Generally, all living organisms’ taxa should be tracked and ancestral organisms’ taxa should be maintained for lineage. However, not all dead taxa should be maintained, it gets too big.

Diversity and Distinction

Systematics.h can also be used to find phylogenetic diversity for all extant taxa in the tree, assuming all edges from parent to child have a length of one.

When all branch lengths are equal, the phylogenetic diversity is the number of internal nodes plus the number of extant taxa minus 1.

You can also find how distinct a specific taxa is from the rest of the population based on the amount of unique evolutionary history that it represents.

Synchronous Populations
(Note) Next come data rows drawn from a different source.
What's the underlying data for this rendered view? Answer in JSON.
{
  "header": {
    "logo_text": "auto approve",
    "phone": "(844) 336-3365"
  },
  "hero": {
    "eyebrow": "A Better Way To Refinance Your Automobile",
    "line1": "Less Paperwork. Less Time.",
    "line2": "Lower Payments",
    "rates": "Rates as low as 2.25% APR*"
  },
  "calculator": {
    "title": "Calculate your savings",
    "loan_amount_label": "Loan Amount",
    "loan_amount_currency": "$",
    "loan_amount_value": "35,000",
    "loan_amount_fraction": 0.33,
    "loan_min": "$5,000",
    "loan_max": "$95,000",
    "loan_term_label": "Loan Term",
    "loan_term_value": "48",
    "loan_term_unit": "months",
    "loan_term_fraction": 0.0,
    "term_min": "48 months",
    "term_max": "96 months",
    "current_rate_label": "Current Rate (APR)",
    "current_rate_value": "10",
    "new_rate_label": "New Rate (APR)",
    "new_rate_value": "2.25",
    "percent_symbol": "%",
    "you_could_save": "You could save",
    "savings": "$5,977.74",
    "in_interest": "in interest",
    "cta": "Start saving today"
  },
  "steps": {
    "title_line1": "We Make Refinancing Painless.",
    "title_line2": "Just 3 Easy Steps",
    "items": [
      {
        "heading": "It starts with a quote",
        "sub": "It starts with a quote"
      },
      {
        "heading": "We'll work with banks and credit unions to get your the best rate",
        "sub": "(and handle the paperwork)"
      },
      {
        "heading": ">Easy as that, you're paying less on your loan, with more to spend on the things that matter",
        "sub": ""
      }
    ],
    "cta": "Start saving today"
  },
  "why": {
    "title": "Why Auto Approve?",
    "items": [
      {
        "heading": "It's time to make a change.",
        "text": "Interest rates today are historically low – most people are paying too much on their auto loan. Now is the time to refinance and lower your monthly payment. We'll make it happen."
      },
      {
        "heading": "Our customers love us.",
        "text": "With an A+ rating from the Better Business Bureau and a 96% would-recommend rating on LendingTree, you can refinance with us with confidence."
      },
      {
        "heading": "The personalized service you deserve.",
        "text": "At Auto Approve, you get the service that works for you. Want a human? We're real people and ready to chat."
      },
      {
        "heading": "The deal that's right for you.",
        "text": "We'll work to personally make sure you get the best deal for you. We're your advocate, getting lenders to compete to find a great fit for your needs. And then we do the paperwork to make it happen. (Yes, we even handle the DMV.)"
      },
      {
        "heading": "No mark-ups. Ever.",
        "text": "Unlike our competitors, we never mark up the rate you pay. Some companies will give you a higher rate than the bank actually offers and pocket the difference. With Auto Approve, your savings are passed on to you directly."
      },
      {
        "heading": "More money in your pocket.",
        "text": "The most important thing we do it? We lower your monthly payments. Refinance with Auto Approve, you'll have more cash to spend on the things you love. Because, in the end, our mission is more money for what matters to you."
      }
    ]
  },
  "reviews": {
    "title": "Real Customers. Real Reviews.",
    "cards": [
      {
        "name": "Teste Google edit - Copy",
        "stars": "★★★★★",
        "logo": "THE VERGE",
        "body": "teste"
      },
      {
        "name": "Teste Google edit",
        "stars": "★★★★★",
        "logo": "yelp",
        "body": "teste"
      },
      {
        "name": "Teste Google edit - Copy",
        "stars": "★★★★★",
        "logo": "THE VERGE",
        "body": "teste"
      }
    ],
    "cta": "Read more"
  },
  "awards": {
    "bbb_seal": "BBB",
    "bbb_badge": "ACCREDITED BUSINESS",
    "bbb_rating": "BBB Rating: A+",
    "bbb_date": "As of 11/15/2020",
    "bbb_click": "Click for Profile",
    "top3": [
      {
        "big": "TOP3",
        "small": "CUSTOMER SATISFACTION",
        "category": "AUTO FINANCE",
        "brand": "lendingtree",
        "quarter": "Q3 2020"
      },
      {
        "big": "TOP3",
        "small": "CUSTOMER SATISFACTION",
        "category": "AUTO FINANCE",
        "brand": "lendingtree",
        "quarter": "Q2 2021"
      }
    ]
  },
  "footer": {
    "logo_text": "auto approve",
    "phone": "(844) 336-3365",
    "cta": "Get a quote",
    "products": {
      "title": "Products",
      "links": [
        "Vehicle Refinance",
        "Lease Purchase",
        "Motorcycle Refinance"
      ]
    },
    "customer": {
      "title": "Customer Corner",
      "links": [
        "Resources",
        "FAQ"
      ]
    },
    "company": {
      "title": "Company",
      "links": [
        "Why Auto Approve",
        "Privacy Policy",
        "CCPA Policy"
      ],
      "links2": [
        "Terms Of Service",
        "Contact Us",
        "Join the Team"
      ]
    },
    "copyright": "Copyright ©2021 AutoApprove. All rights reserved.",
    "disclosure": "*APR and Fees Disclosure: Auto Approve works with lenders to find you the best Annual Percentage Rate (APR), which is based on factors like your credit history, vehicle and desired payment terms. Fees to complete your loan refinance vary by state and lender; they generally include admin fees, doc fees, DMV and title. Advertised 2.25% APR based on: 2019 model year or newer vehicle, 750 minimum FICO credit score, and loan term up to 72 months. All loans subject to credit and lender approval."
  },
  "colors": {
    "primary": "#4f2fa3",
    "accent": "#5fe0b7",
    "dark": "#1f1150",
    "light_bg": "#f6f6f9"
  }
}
A synchronous population is a population in which each generation is a discrete time point and a completely new set of individual organisms is created for each generation. This means that an organism and its parent can never exist at the same time.

An asynchronous population is the opposite, where generations overlap and organisms reproduce when they are ready.

In the systematics manager, synchronicity is controlled with

GetTrackSynchronous() which returns true or false and SetTrackSynchronous(input true or false) which allows you to use a synchronous or asynchronous population.

Using the Systematics Manager

The systematics.h file alone will not give you any useful information. You must use a test file in conjunction with the systematics manager in order to see output.

To retrieve some results we will use the file which is located in Empirical/tests/Evolve/

To compile to code use this command in the tests directory:

make test-Systematics


Terminal Output:

AddOrg 25 (id1, no parent)

AddOrg -10 (id2; parent id1)

AddOrg 26 (id3, parent id1)

AddOrg 27 (id4, parent id2)

The first line of output shows the first organism in the examined phylogeny. This organism is added with AddOrg and is assigned an ID of id1. The organism has no parent, as seen in the farthest column of output, meaning that organism id1 will be the root of the phylogeny and produce offspring.

If we then look at the first number is parenthesis, we see the second organism with and ID of id2. Id2 is a direct descendant of the id1 organism.

Lastly, if we look at id4, we see that its parent is id2, meaning that we have created another node in the tree as the organisms move through generations, producing new offspring.

The terminal output should also include this section:

Active count:   11 [18|1,0|17] [17|1,2|11] [15|1,0|null] [12|1,1|11] [16|1,0|11] [11|1,3|null] [6|1,0|5] [19|1,0|17] [5|1,1|null] [4|1,0|null] [3|1,0|null]

The 11 at the front refers to the number of total taxa in the phylogeny.

If we look at the first set of numbers: [18|1, 0|17]

The first number in brackets, 18 in this case, is the taxon of the organism where a mutation occurred. 1, the next number, is the number of mutations that led to this branch. 0 is the number of offspring from this organism. Lastly, 17 is the id of the parent organism.

As for the second set [17|1, 2|11] – this is taxon 17, one mutation occurred, id17 had 2 offspring, and its parent is id11.

The last portion of the output has several lines of 3 numbers.

It should look like this:

1 : 0 : -1
2 : 0 : -1
3 : 0 : 0
4 : 0 : 0
5 : 0 : 0
6 : 0 : 0
7 : 0 : 0
8 : 0 : 987
9 : 0 : 986
10 : 0 : 987
11 : 0 : 988
12 : 0 : 987
13 : 0 : 988

The first number is the organism number. The second number is the position of the organism. The third number is the fitness of the organism at position 0.